TASK GOAL. Scan the data, and whenever a line contains "content", copy it.

------ DATA FOR REVIEW

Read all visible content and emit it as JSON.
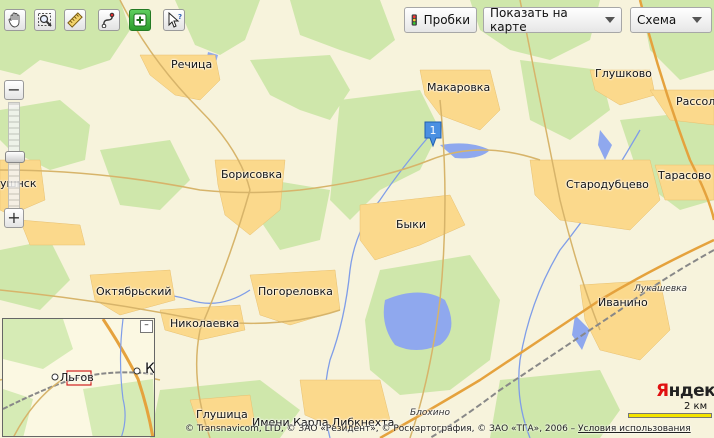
{
  "toolbar": {
    "tools": [
      {
        "icon": "hand-pan-icon",
        "active": false
      },
      {
        "icon": "magnifier-zoom-icon",
        "active": false
      },
      {
        "icon": "ruler-icon",
        "active": false
      },
      {
        "icon": "route-icon",
        "active": false
      },
      {
        "icon": "add-placemark-icon",
        "active": true
      },
      {
        "icon": "info-cursor-icon",
        "active": false
      }
    ],
    "traffic_label": "Пробки",
    "show_on_map_label": "Показать на карте",
    "map_type_label": "Схема"
  },
  "zoom": {
    "plus": "+",
    "minus": "−",
    "level_fraction": 0.5
  },
  "marker": {
    "number": "1"
  },
  "places": {
    "rechitsa": "Речица",
    "makarovka": "Макаровка",
    "glushkovo": "Глушково",
    "rassol": "Рассол",
    "borisovka": "Борисовка",
    "starodubtsevo": "Стародубцево",
    "tarasovo": "Тарасово",
    "kushnsk": "ушнск",
    "byki": "Быки",
    "oktyabrsky": "Октябрьский",
    "pogorelovka": "Погореловка",
    "nikolaevka": "Николаевка",
    "ivanino": "Иванино",
    "lukashevka": "Лукашевка",
    "glushitsa": "Глушица",
    "karla_libknekhta": "Имени Карла Либкнехта",
    "blokhino": "Блохино"
  },
  "minimap": {
    "city": "Льгов",
    "partial_label": "К",
    "collapse": "–"
  },
  "copyright": {
    "text": "© Transnavicom, LTD, © ЗАО «Резидент», © Роскартография, © ЗАО «ТГА», 2006 – ",
    "terms_link": "Условия использования"
  },
  "logo": {
    "first": "Я",
    "rest": "ндекс"
  },
  "scale": {
    "label": "2 км",
    "color": "#f4e400"
  },
  "colors": {
    "background": "#f7f3dc",
    "forest": "#cfe7ab",
    "settlement": "#fbd98c",
    "water": "#8fa8ee",
    "road": "#d7b46a",
    "highway": "#e5a23d"
  }
}
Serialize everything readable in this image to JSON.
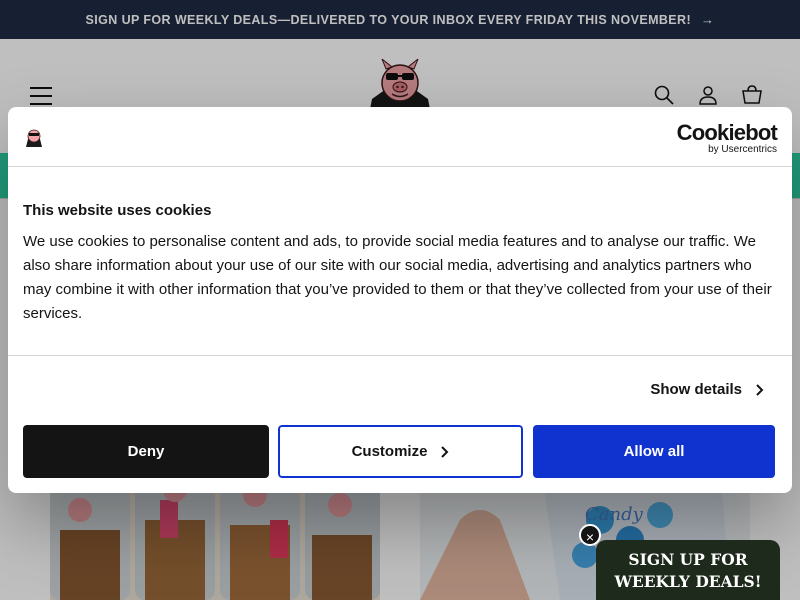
{
  "announcement": {
    "text": "SIGN UP FOR WEEKLY DEALS—DELIVERED TO YOUR INBOX EVERY FRIDAY THIS NOVEMBER!",
    "arrow": "→"
  },
  "header": {
    "icons": [
      "menu-icon",
      "search-icon",
      "account-icon",
      "cart-icon"
    ]
  },
  "cookie_dialog": {
    "brand": "Cookiebot",
    "brand_sub": "by Usercentrics",
    "title": "This website uses cookies",
    "body": "We use cookies to personalise content and ads, to provide social media features and to analyse our traffic. We also share information about your use of our site with our social media, advertising and analytics partners who may combine it with other information that you’ve provided to them or that they’ve collected from your use of their services.",
    "show_details": "Show details",
    "buttons": {
      "deny": "Deny",
      "customize": "Customize",
      "allow": "Allow all"
    },
    "colors": {
      "primary": "#1032cf",
      "dark": "#141414"
    }
  },
  "deals_popup": {
    "line1": "SIGN UP FOR",
    "line2": "WEEKLY DEALS!",
    "close": "×"
  },
  "products": [
    {
      "image_label": "Candy"
    }
  ],
  "colors": {
    "announcement_bg": "#1f2a44",
    "strip": "#2ed1a4"
  }
}
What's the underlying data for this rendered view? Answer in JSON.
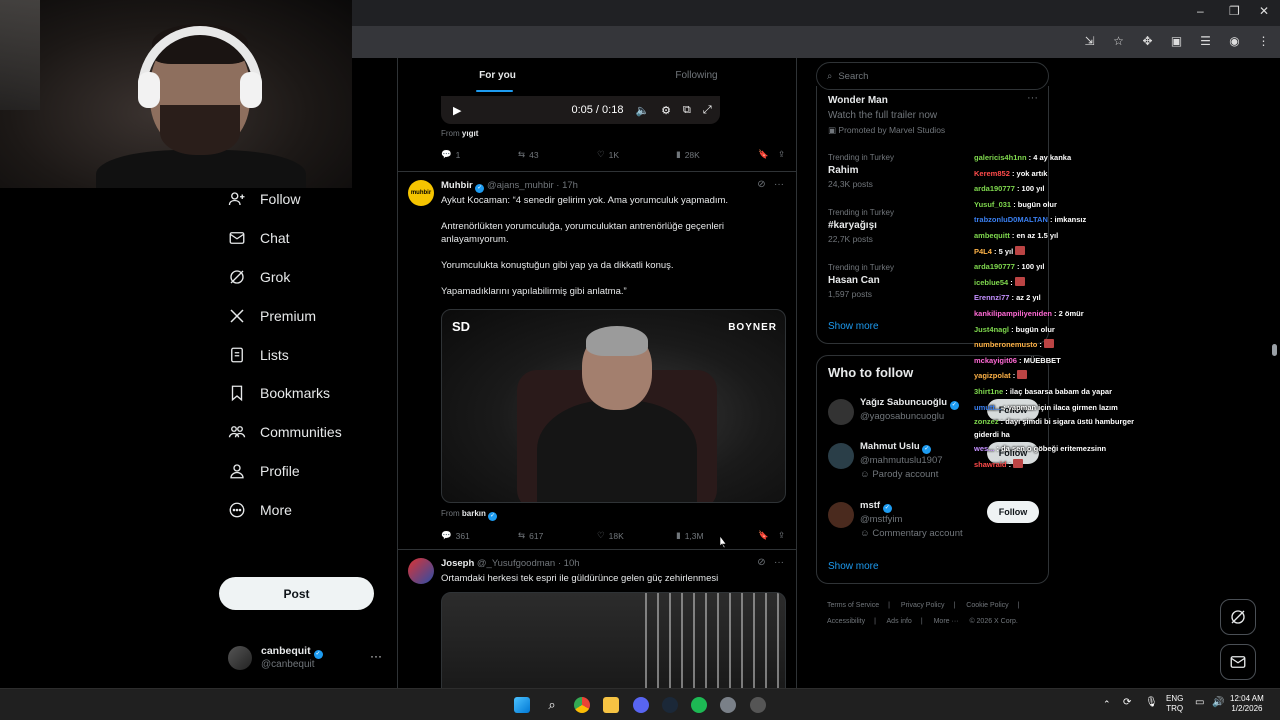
{
  "browser": {
    "window_controls": [
      "–",
      "❐",
      "✕"
    ]
  },
  "tabs": {
    "for_you": "For you",
    "following": "Following"
  },
  "video": {
    "time": "0:05 / 0:18"
  },
  "tweet0": {
    "from_label": "From",
    "from_name": "yıgıt",
    "stats": {
      "replies": "1",
      "reposts": "43",
      "likes": "1K",
      "views": "28K"
    }
  },
  "tweet1": {
    "name": "Muhbir",
    "handle": "@ajans_muhbir",
    "time": "· 17h",
    "avatar_text": "muhbir",
    "paragraphs": [
      "Aykut Kocaman: “4 senedir gelirim yok. Ama yorumculuk yapmadım.",
      "Antrenörlükten yorumculuğa, yorumculuktan antrenörlüğe geçenleri anlayamıyorum.",
      "Yorumculukta konuştuğun gibi yap ya da dikkatli konuş.",
      "Yapamadıklarını yapılabilirmiş gibi anlatma.”"
    ],
    "media_logo": "SD",
    "media_brand": "BOYNER",
    "from_label": "From",
    "from_name": "barkın",
    "stats": {
      "replies": "361",
      "reposts": "617",
      "likes": "18K",
      "views": "1,3M"
    }
  },
  "tweet2": {
    "name": "Joseph",
    "handle": "@_Yusufgoodman",
    "time": "· 10h",
    "text": "Ortamdaki herkesi tek espri ile güldürünce gelen güç zehirlenmesi"
  },
  "nav": {
    "items": [
      {
        "label": "Follow",
        "icon": "person-add-icon"
      },
      {
        "label": "Chat",
        "icon": "envelope-icon"
      },
      {
        "label": "Grok",
        "icon": "grok-icon"
      },
      {
        "label": "Premium",
        "icon": "x-logo-icon"
      },
      {
        "label": "Lists",
        "icon": "list-icon"
      },
      {
        "label": "Bookmarks",
        "icon": "bookmark-icon"
      },
      {
        "label": "Communities",
        "icon": "communities-icon"
      },
      {
        "label": "Profile",
        "icon": "profile-icon"
      },
      {
        "label": "More",
        "icon": "more-circle-icon"
      }
    ],
    "post": "Post"
  },
  "account": {
    "name": "canbequit",
    "handle": "@canbequit",
    "more": "···"
  },
  "search": {
    "placeholder": "Search"
  },
  "ad": {
    "title": "Wonder Man",
    "subtitle": "Watch the full trailer now",
    "promoted": "Promoted by Marvel Studios",
    "more": "···"
  },
  "trends": [
    {
      "context": "Trending in Turkey",
      "name": "Rahim",
      "posts": "24,3K posts"
    },
    {
      "context": "Trending in Turkey",
      "name": "#karyağışı",
      "posts": "22,7K posts"
    },
    {
      "context": "Trending in Turkey",
      "name": "Hasan Can",
      "posts": "1,597 posts"
    }
  ],
  "show_more": "Show more",
  "who_to_follow": {
    "title": "Who to follow",
    "users": [
      {
        "name": "Yağız Sabuncuoğlu",
        "handle": "@yagosabuncuoglu",
        "label": ""
      },
      {
        "name": "Mahmut Uslu",
        "handle": "@mahmutuslu1907",
        "label": "Parody account"
      },
      {
        "name": "mstf",
        "handle": "@mstfyim",
        "label": "Commentary account"
      }
    ],
    "follow": "Follow",
    "show_more": "Show more"
  },
  "footer": {
    "links": [
      "Terms of Service",
      "|",
      "Privacy Policy",
      "|",
      "Cookie Policy",
      "|",
      "Accessibility",
      "|",
      "Ads info",
      "|",
      "More ···",
      "© 2026 X Corp."
    ]
  },
  "chat": [
    {
      "user": "galericis4h1nn",
      "color": "#7fd84e",
      "text": " : 4 ay kanka"
    },
    {
      "user": "Kerem852",
      "color": "#ff4b4b",
      "text": " : yok artık"
    },
    {
      "user": "arda190777",
      "color": "#7fd84e",
      "text": " : 100 yıl"
    },
    {
      "user": "Yusuf_031",
      "color": "#7fd84e",
      "text": " : bugün olur"
    },
    {
      "user": "trabzonluD0MALTAN",
      "color": "#3a7ff0",
      "text": " : imkansız"
    },
    {
      "user": "ambequitt",
      "color": "#7fd84e",
      "text": " : en az 1.5 yıl"
    },
    {
      "user": "P4L4",
      "color": "#ffb347",
      "text": " : 5 yıl",
      "emote": true
    },
    {
      "user": "arda190777",
      "color": "#7fd84e",
      "text": " : 100 yıl"
    },
    {
      "user": "iceblue54",
      "color": "#7fd84e",
      "text": " :",
      "emote": true
    },
    {
      "user": "Erennzi77",
      "color": "#c490ff",
      "text": " : az 2 yıl"
    },
    {
      "user": "kankilipampiliyeniden",
      "color": "#ff6ad5",
      "text": " : 2 ömür"
    },
    {
      "user": "Just4nagl",
      "color": "#7fd84e",
      "text": " : bugün olur"
    },
    {
      "user": "numberonemusto",
      "color": "#ffb347",
      "text": " :",
      "emote": true
    },
    {
      "user": "mckayigit06",
      "color": "#ff6ad5",
      "text": " : MÜEBBET"
    },
    {
      "user": "yagizpolat",
      "color": "#ffb347",
      "text": " :",
      "emote": true
    },
    {
      "user": "3hirt1ne",
      "color": "#7fd84e",
      "text": " : ilaç basarsa babam da yapar"
    },
    {
      "user": "umutt...",
      "color": "#3a7ff0",
      "text": " : yapman için ilaca girmen lazım"
    },
    {
      "user": "zonzez",
      "color": "#7fd84e",
      "text": " : dayı şimdi bi sigara üstü hamburger giderdi ha"
    },
    {
      "user": "wes...",
      "color": "#c490ff",
      "text": " : da sen o göbeği eritemezsinn"
    },
    {
      "user": "shawraid",
      "color": "#ff4b4b",
      "text": " :",
      "emote": true
    }
  ],
  "taskbar": {
    "lang_line1": "ENG",
    "lang_line2": "TRQ",
    "time": "12:04 AM",
    "date": "1/2/2026"
  }
}
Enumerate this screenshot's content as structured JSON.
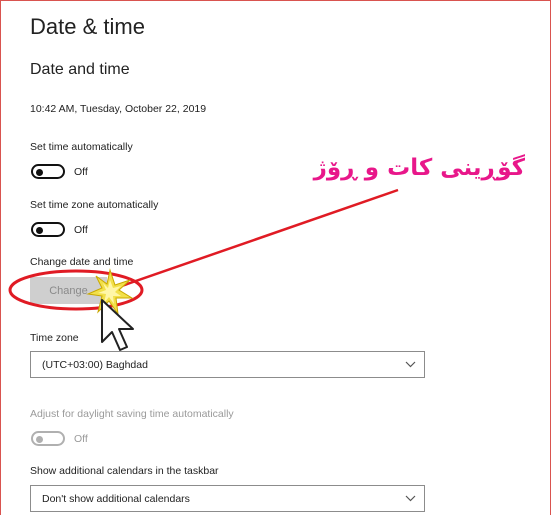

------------

RESULT OF THIS EXERCISE.
Read all visible content and emit it as JSON.
    "body": "We use cookies to personalise content and ads, to provide social media features and to analyse our traffic. We also share information about your use of our site with our social media, advertising and analytics partners who may combine it with other information that you’ve provided to them or that they’ve collected from your use of their services.",
Enumerate this screenshot's content as structured JSON.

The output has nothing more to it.